Finding Vivian Maier (A documentary shuttling between New York, France, and Chicago as it traces the life story of the late Vivian Maier, a career nanny whose previously unknown cache of 100,000 photographs has earned her a posthumous reputation as one of America’s most accomplished and insightful street photographers.)
Bends (Set in Hong Kong, a humble chauffeur and the spoiled wife of his wealthy employer are linked together by very different kinds of dilemmas, in this quietly heart-rending double-character study.)
Child’s Pose (Romanian director Calin Peter Netzer won the Golden Bear at the Berlin Film Festival for this sardonic tale about a wealthy, aging Bucharest matriarch who greases more palms than she can shake as she tries to buy her son’s way out of a hit-and-run conviction.)
Our Sunhi (Korean auteur Hong Sang-soo’s latest follows an aspiring young filmmaker who becomes the object of desire for three very different men, in this smart, resonant, coming-of-age comedy.)
Hotell (In this Swedish film, Alicia Vikander (A Royal Affair) stars in this comedy-drama as a recovering control freak who finds support and a new lease on life when she enters group therapy.)
Manakamana (The makers of last year’s Festival hit Leviathan served as producers on a cable car up and down one of the vast, awe-inspiring Trisuli valleys in Nepal, where the world-famous Manakamana Temple attracts pilgrims and tourists from the world over.)
Young & Beautiful (Festival favourite François Ozon (In the House, 8 Women, Under the Sand) directs this coming-of-age chronicle of a young French girl that takes place over four seasons and four songs.)
An Episode in the Life of an Iron Picker (Acclaimed director Danis Tanovic won the Grand Jury Prize at the Berlin Film Festival for this unflinching exposé of the prejudices faced by Bosnia-Herzegovina’s Roma minority, starring the real-life couple whose harrowing ordeal became a national scandal.)
Blue is the Warmest Colour / La vie d’Adele chapitre 1 & 2 (Winner of best film (Palme d’Or) at this year’s Cannes Film Fesival. Abdellatif Kechiche’s bold, passionate and controversial love story is about the tempestuous relationship between a sensitive high-schooler (Adèle Exarchopoulos) and an assertive art student (Léa Seydoux)l.)
Qissa (Set amidst the ethnic cleansing and general chaos that accompanied India’s partition in 1947, this sweeping drama stars Irfan Khan as a Sikh attempting to forge a new life for his family while keeping their true identities a secret from their community.)
Therese (This bold adaptation of Émile Zola’s sordid novel of adultery and murder in 19th-century Paris places the talented Elizabeth Olsen in the title role,)
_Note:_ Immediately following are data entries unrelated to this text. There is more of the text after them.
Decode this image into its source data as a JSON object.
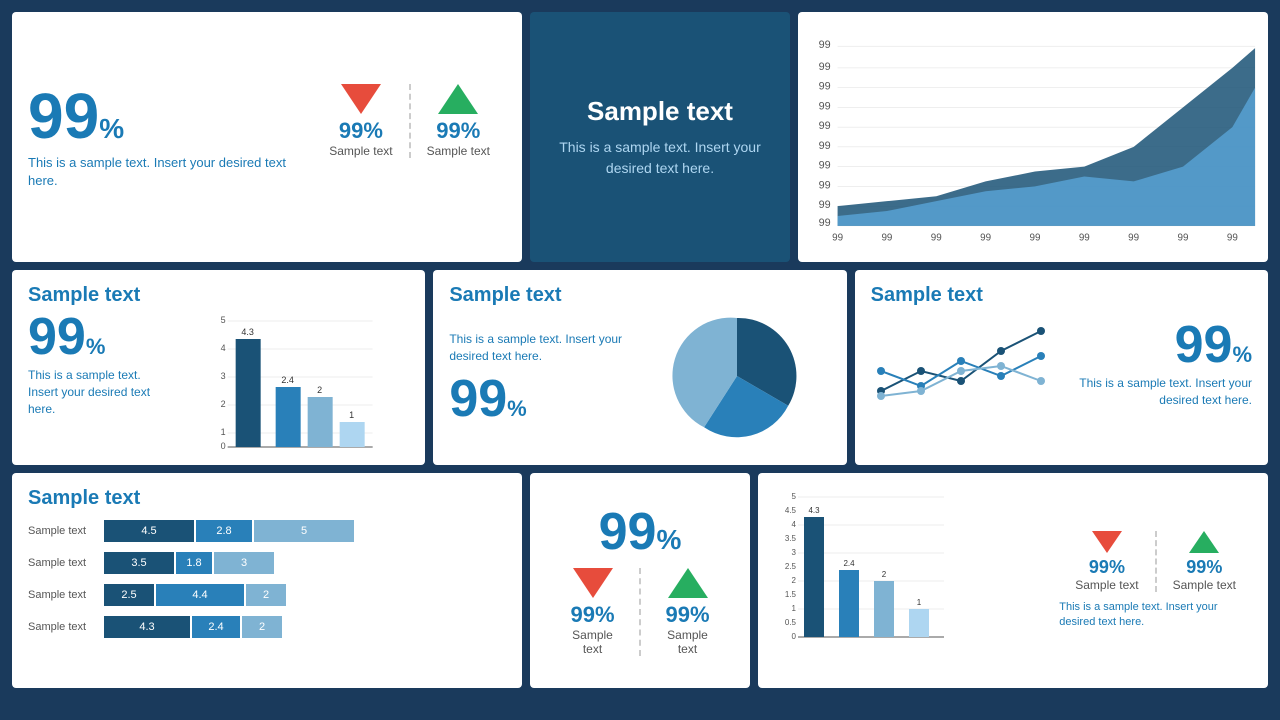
{
  "colors": {
    "dark_blue": "#1a5276",
    "medium_blue": "#1a7ab5",
    "light_blue": "#7fb3d3",
    "red": "#e74c3c",
    "green": "#27ae60",
    "white": "#ffffff"
  },
  "row1": {
    "card1": {
      "big_number": "99",
      "big_percent": "%",
      "description": "This is a sample text. Insert your desired text here.",
      "arrow1": {
        "direction": "down",
        "percent": "99%",
        "label": "Sample text"
      },
      "arrow2": {
        "direction": "up",
        "percent": "99%",
        "label": "Sample text"
      }
    },
    "card2": {
      "title": "Sample text",
      "description": "This is a sample text. Insert your desired text here."
    },
    "card3": {
      "y_labels": [
        "99",
        "99",
        "99",
        "99",
        "99",
        "99",
        "99",
        "99",
        "99",
        "99"
      ],
      "x_labels": [
        "99",
        "99",
        "99",
        "99",
        "99",
        "99",
        "99",
        "99",
        "99"
      ]
    }
  },
  "row2": {
    "card1": {
      "title": "Sample text",
      "big_number": "99",
      "big_percent": "%",
      "description": "This is a sample text. Insert your desired text here.",
      "chart": {
        "bars": [
          {
            "label": "4.3",
            "value": 4.3
          },
          {
            "label": "2.4",
            "value": 2.4
          },
          {
            "label": "2",
            "value": 2.0
          },
          {
            "label": "1",
            "value": 1.0
          }
        ],
        "max": 5,
        "y_ticks": [
          0,
          1,
          2,
          3,
          4,
          5
        ]
      }
    },
    "card2": {
      "title": "Sample text",
      "description": "This is a sample text. Insert your desired text here.",
      "big_number": "99",
      "big_percent": "%",
      "pie_segments": [
        {
          "color": "#1a5276",
          "pct": 40
        },
        {
          "color": "#2980b9",
          "pct": 25
        },
        {
          "color": "#7fb3d3",
          "pct": 35
        }
      ]
    },
    "card3": {
      "title": "Sample text",
      "big_number": "99",
      "big_percent": "%",
      "description": "This is a sample text. Insert your desired text here."
    }
  },
  "row3": {
    "card1": {
      "title": "Sample text",
      "bars": [
        {
          "label": "Sample text",
          "seg1": 4.5,
          "seg2": 2.8,
          "seg3": 5
        },
        {
          "label": "Sample text",
          "seg1": 3.5,
          "seg2": 1.8,
          "seg3": 3
        },
        {
          "label": "Sample text",
          "seg1": 2.5,
          "seg2": 4.4,
          "seg3": 2
        },
        {
          "label": "Sample text",
          "seg1": 4.3,
          "seg2": 2.4,
          "seg3": 2
        }
      ]
    },
    "card2": {
      "big_number": "99",
      "big_percent": "%",
      "arrow1": {
        "direction": "down",
        "percent": "99%",
        "label": "Sample text"
      },
      "arrow2": {
        "direction": "up",
        "percent": "99%",
        "label": "Sample text"
      }
    },
    "card3": {
      "chart": {
        "bars": [
          {
            "label": "4.3",
            "value": 4.3
          },
          {
            "label": "2.4",
            "value": 2.4
          },
          {
            "label": "2",
            "value": 2.0
          },
          {
            "label": "1",
            "value": 1.0
          }
        ],
        "max": 5,
        "y_ticks": [
          0,
          0.5,
          1,
          1.5,
          2,
          2.5,
          3,
          3.5,
          4,
          4.5,
          5
        ]
      },
      "arrow1": {
        "direction": "down",
        "percent": "99%",
        "label": "Sample text"
      },
      "arrow2": {
        "direction": "up",
        "percent": "99%",
        "label": "Sample text"
      },
      "description": "This is a sample text. Insert your desired text here."
    }
  }
}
Friends from France (Set in Odessa in 1979, this political thriller recreates the deep-freeze of the Soviet Union at the crest of the Cold War while following a pair of French cousins in their clandestine effort to reach out to the so-called refuseniks — Jews repressed by the Brezhnev regime. Michael Ignatieff, an internationally renowned writer, journalist, former politician, and expert on foreign affairs will speak in an extended Q&A session following the screening.)
Like Father, Like Son (Third place for Best Film at this year’s Cannes Festival. Two families — one rich, one poor — discover that their sons were switched at birth, in the poignant new drama from Japan’s Hirokazu Kore-Eda (Still Walking, Nobody Knows, After Life).
The Past (Academy Award winning Director Ashar Farhadi returns after winning TIFF’s 2011 award for Best Foreign Film A Separation. Travelling to Paris from Tehran to finalize his divorce, an Iranian man finds himself suddenly and tragically drawn back into the lives of his ex (Bérénice Bejo, The Artist) and her daughter.)